(Information given)

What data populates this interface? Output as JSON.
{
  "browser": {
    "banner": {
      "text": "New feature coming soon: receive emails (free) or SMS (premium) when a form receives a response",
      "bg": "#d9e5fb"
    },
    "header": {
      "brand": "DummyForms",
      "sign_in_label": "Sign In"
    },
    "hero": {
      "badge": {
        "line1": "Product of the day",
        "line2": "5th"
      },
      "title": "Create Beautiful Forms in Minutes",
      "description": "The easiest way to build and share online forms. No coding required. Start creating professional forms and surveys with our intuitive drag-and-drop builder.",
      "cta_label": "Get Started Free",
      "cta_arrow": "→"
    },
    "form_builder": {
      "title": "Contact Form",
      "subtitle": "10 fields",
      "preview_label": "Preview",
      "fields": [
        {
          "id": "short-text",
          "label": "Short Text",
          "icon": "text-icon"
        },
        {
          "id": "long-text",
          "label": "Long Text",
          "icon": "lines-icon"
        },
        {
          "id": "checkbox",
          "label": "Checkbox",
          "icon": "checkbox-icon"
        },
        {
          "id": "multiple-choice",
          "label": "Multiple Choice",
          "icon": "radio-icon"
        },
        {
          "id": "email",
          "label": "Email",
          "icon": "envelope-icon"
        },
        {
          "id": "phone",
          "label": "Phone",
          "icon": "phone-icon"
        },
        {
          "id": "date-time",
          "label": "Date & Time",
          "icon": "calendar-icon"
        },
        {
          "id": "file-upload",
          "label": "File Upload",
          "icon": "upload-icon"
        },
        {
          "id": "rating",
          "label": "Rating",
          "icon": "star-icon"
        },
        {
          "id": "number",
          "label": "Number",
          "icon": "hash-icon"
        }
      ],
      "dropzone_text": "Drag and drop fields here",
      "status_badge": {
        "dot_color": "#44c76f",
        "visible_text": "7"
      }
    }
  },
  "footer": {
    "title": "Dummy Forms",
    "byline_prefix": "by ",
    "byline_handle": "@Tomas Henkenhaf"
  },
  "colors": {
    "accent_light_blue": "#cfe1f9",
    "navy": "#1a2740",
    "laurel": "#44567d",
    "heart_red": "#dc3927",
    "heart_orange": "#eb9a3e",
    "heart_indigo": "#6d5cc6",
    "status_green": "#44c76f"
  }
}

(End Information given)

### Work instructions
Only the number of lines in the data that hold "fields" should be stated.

### Task answer
3